- RECORDS -
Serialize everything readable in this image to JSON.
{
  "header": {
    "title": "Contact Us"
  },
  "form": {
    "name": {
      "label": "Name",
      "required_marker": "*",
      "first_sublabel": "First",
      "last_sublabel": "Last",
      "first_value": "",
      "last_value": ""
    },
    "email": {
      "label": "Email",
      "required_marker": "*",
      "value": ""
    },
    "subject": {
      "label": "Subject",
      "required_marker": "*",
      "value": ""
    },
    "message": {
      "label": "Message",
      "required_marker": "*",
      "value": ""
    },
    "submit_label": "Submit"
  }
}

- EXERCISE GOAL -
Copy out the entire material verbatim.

- TASK ANSWER -
Serialize everything readable in this image to JSON.
{
  "header": {
    "title": "Contact Us"
  },
  "form": {
    "name": {
      "label": "Name",
      "required_marker": "*",
      "first_sublabel": "First",
      "last_sublabel": "Last",
      "first_value": "",
      "last_value": ""
    },
    "email": {
      "label": "Email",
      "required_marker": "*",
      "value": ""
    },
    "subject": {
      "label": "Subject",
      "required_marker": "*",
      "value": ""
    },
    "message": {
      "label": "Message",
      "required_marker": "*",
      "value": ""
    },
    "submit_label": "Submit"
  }
}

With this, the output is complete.